The 58-year-old teacher, actor, newsreader and poet died over the weekend.

from Actor, Poet and Newsreader Robin Kora Dies (scroll 1/3 down)


Poetic Obituaries: Andrea said she went through

some of [Connor LaFrance's] her son's poems and one read, "I am an original from God," and she said that was the truth.

"We will keep him in our hearts," she said. "We'll cherish him forever."

She said he is up there, riding around at 100 mph.

from The Saratogian: 'He died doing what he loved'


Poetic Obituaries: [Alice C. LaMoreaux] enjoyed writing poetry,

painting pictures, and playing board games and cards.

Miss LaMoreaux was a home economics teacher in Coshocton and in Loudonville in the 1940s.

from The News-Herald: Alice C. LaMoreaux


Poetic Obituaries: This piece is a tribute to Vijayarangan,

who was born on September 21, 1924, at Karuvadikuppam in Puducherry. A poet, who took up the cause of the working class and the downtrodden, the bearded 'Tamizh Oli', as he was known, spoke up for the eradication of casteism and poverty.

from The Hindu: Poet Tamizh Oli remembered


Poetic Obituaries: [Joseph Flanner Patterson, Jr.] compiled a book

of medical experiences in WWII and authored six books of poetry.
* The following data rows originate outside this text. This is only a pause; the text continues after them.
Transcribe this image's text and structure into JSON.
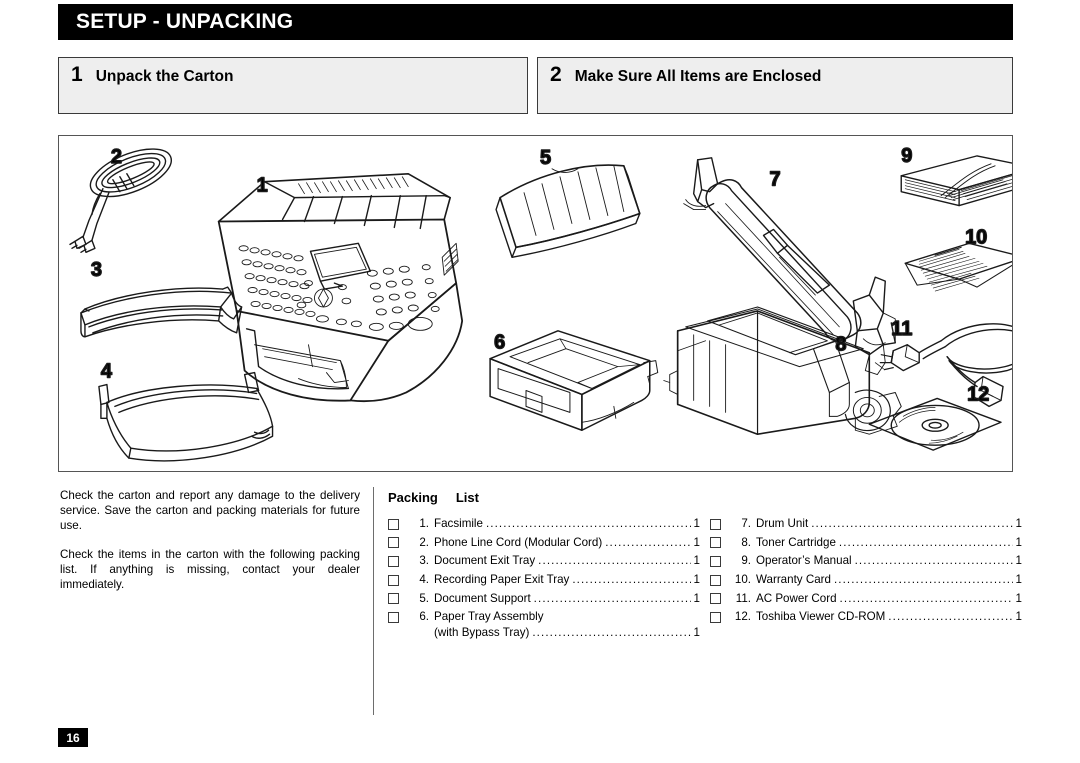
{
  "header": {
    "title": "SETUP - UNPACKING"
  },
  "steps": [
    {
      "number": "1",
      "label": "Unpack the Carton"
    },
    {
      "number": "2",
      "label": "Make Sure All Items are Enclosed"
    }
  ],
  "illustration": {
    "callouts": [
      {
        "id": "1",
        "label": "Facsimile"
      },
      {
        "id": "2",
        "label": "Phone Line Cord"
      },
      {
        "id": "3",
        "label": "Document Exit Tray"
      },
      {
        "id": "4",
        "label": "Recording Paper Exit Tray"
      },
      {
        "id": "5",
        "label": "Document Support"
      },
      {
        "id": "6",
        "label": "Paper Tray Assembly"
      },
      {
        "id": "7",
        "label": "Drum Unit"
      },
      {
        "id": "8",
        "label": "Toner Cartridge"
      },
      {
        "id": "9",
        "label": "Operator's Manual"
      },
      {
        "id": "10",
        "label": "Warranty Card"
      },
      {
        "id": "11",
        "label": "AC Power Cord"
      },
      {
        "id": "12",
        "label": "Toshiba Viewer CD-ROM"
      }
    ]
  },
  "instructions": {
    "paragraph1": "Check the carton and report any damage to the delivery service. Save the carton and packing materials for future use.",
    "paragraph2": "Check the items in the carton with the following packing list. If anything is missing, contact your dealer immediately."
  },
  "packing_list": {
    "title_word1": "Packing",
    "title_word2": "List",
    "left_column": [
      {
        "index": "1.",
        "name": "Facsimile",
        "qty": "1"
      },
      {
        "index": "2.",
        "name": "Phone Line Cord (Modular Cord)",
        "qty": "1"
      },
      {
        "index": "3.",
        "name": "Document Exit Tray",
        "qty": "1"
      },
      {
        "index": "4.",
        "name": "Recording Paper Exit Tray",
        "qty": "1"
      },
      {
        "index": "5.",
        "name": "Document Support",
        "qty": "1"
      },
      {
        "index": "6.",
        "name": "Paper Tray Assembly",
        "name2": "(with Bypass Tray)",
        "qty": "1"
      }
    ],
    "right_column": [
      {
        "index": "7.",
        "name": "Drum Unit",
        "qty": "1"
      },
      {
        "index": "8.",
        "name": "Toner Cartridge",
        "qty": "1"
      },
      {
        "index": "9.",
        "name": "Operator’s Manual",
        "qty": "1"
      },
      {
        "index": "10.",
        "name": "Warranty Card",
        "qty": "1"
      },
      {
        "index": "11.",
        "name": "AC Power Cord",
        "qty": "1"
      },
      {
        "index": "12.",
        "name": "Toshiba Viewer CD-ROM",
        "qty": "1"
      }
    ]
  },
  "footer": {
    "page_number": "16"
  },
  "colors": {
    "header_bg": "#000000",
    "header_text": "#ffffff",
    "step_box_bg": "#eeeeee",
    "step_box_border": "#3a3a3a",
    "illustration_border": "#555555",
    "page_bg": "#ffffff"
  }
}
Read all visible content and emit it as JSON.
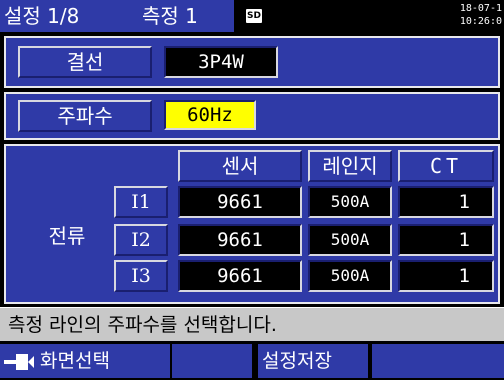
{
  "header": {
    "tab_settings": "설정 1/8",
    "tab_measure": "측정 1",
    "sd_icon_text": "SD",
    "date": "18-07-1",
    "time": "10:26:0"
  },
  "wiring": {
    "label": "결선",
    "value": "3P4W"
  },
  "frequency": {
    "label": "주파수",
    "value": "60Hz"
  },
  "current": {
    "label": "전류",
    "columns": {
      "sensor": "센서",
      "range": "레인지",
      "ct": "CT"
    },
    "rows": [
      {
        "name": "I1",
        "sensor": "9661",
        "range": "500A",
        "ct": "1"
      },
      {
        "name": "I2",
        "sensor": "9661",
        "range": "500A",
        "ct": "1"
      },
      {
        "name": "I3",
        "sensor": "9661",
        "range": "500A",
        "ct": "1"
      }
    ]
  },
  "message": "측정 라인의 주파수를 선택합니다.",
  "function_keys": {
    "f1_icon": "arrow-enter-icon",
    "f1": "화면선택",
    "f2": "",
    "f3": "설정저장",
    "f4": ""
  },
  "colors": {
    "panel": "#2f3aa7",
    "selected": "#ffff00",
    "message_bar": "#c8c8c8"
  }
}
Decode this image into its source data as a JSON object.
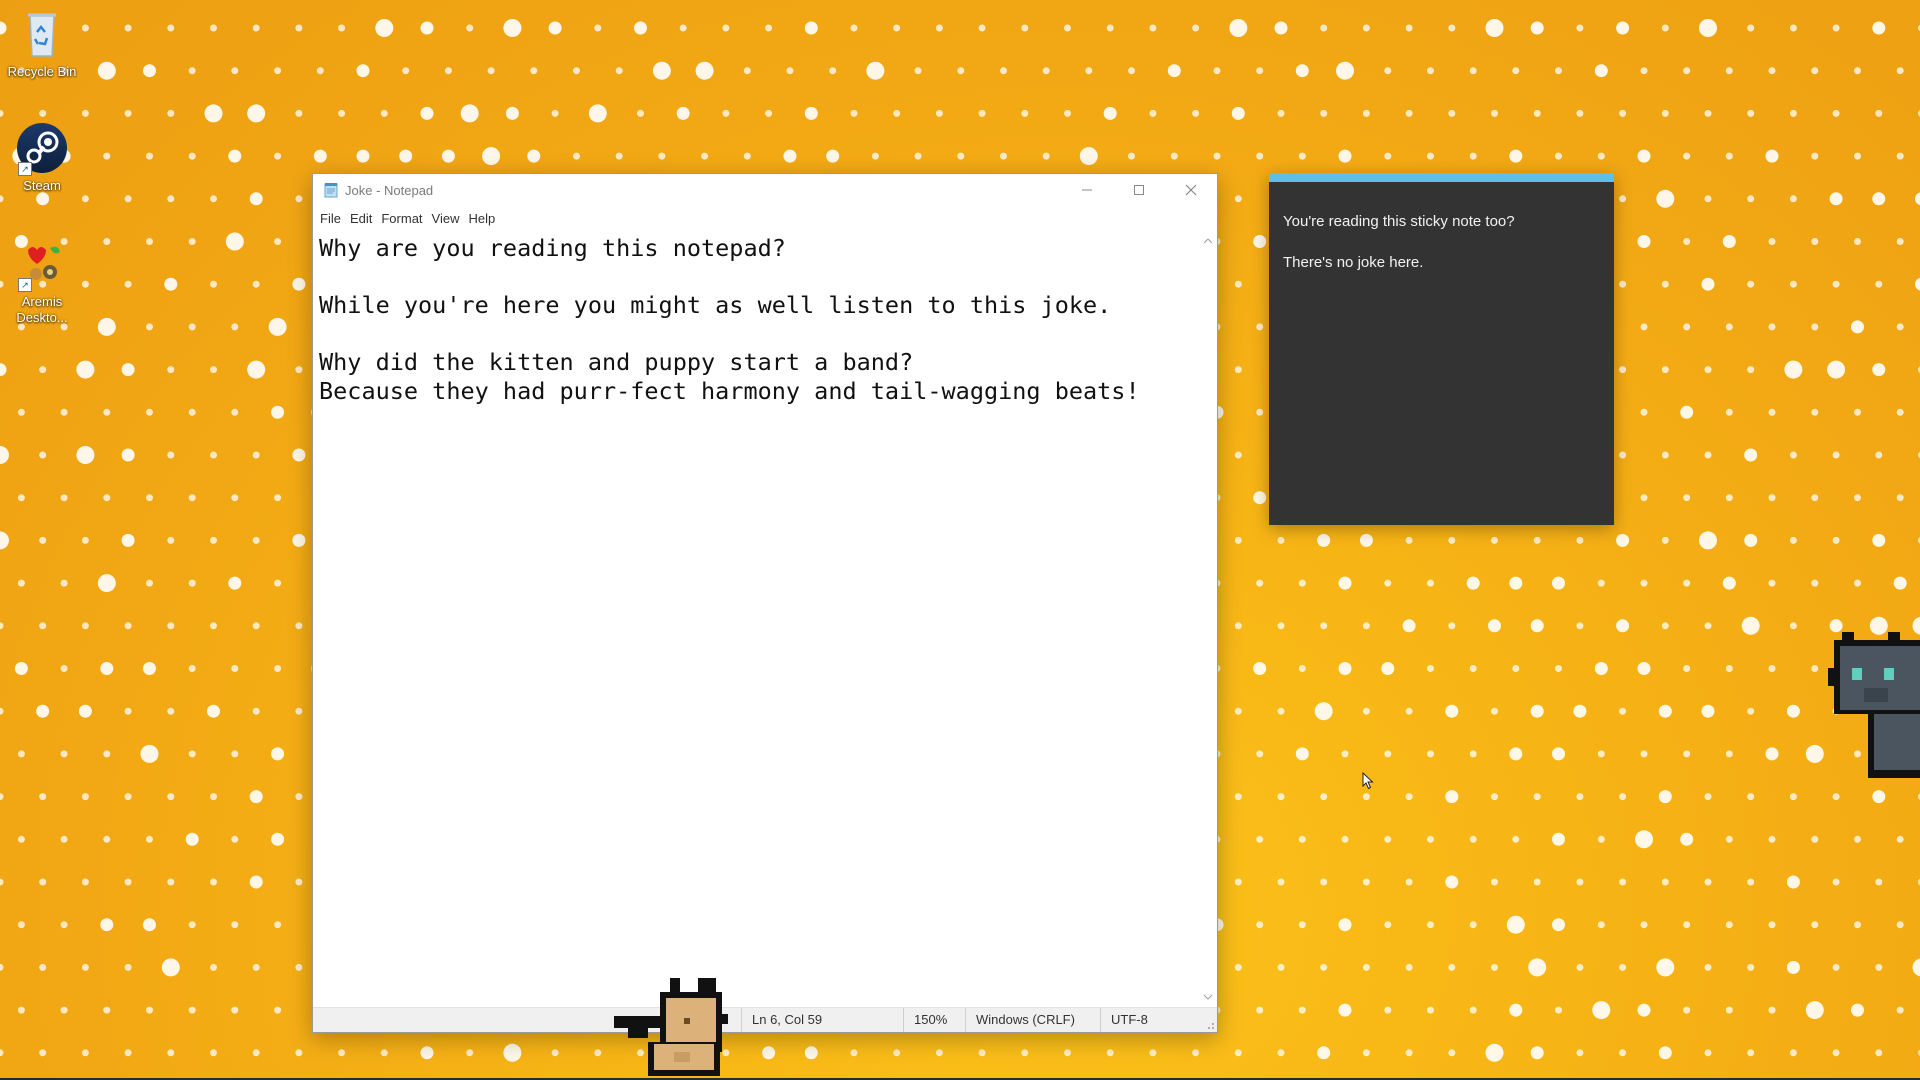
{
  "desktop": {
    "icons": [
      {
        "label": "Recycle Bin",
        "icon": "recycle-bin-icon"
      },
      {
        "label": "Steam",
        "icon": "steam-icon"
      },
      {
        "label": "Aremis Deskto...",
        "icon": "aremis-desktop-icon"
      }
    ],
    "background_color": "#f4ad15"
  },
  "notepad": {
    "title": "Joke - Notepad",
    "menu": [
      "File",
      "Edit",
      "Format",
      "View",
      "Help"
    ],
    "content": "Why are you reading this notepad?\n\nWhile you're here you might as well listen to this joke.\n\nWhy did the kitten and puppy start a band?\nBecause they had purr-fect harmony and tail-wagging beats!",
    "status": {
      "position": "Ln 6, Col 59",
      "zoom": "150%",
      "line_ending": "Windows (CRLF)",
      "encoding": "UTF-8"
    }
  },
  "sticky_note": {
    "lines": [
      "You're reading this sticky note too?",
      "There's no joke here."
    ],
    "accent_color": "#5dc1e6",
    "background_color": "#333333"
  },
  "pets": [
    "pixel-cat-tan-icon",
    "pixel-cat-gray-icon"
  ]
}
His poem "The River and the Bridge" commemorates the 1999 dedication of the Neuse River Bridge and is inscribed on a plaque at Union Point Park.

from Sun Journal: Joseph Flanner Patterson Jr., M.D.


Poetic Obituaries: A LifeSkills of Dayton student

working part-time at a Wendy's restaurant, [Steven Adrian] Smith had published a poem and hoped to join the military after graduation.

from Dayton Daily News: Teen dies 6 weeks after being hit by car


Poetic Obituaries: [Julie] Tracy was an award-winning editor

of the JMHS literary magazine.

In March, following a motor vehicle accident that claimed the lives of Jackson Memorial students Andrew Miller, 17, and his sister Shatone Glover, 16, Tracy put her literary skills to use and penned the following poem:

from Tri-Town News: Accident claims lives of three young women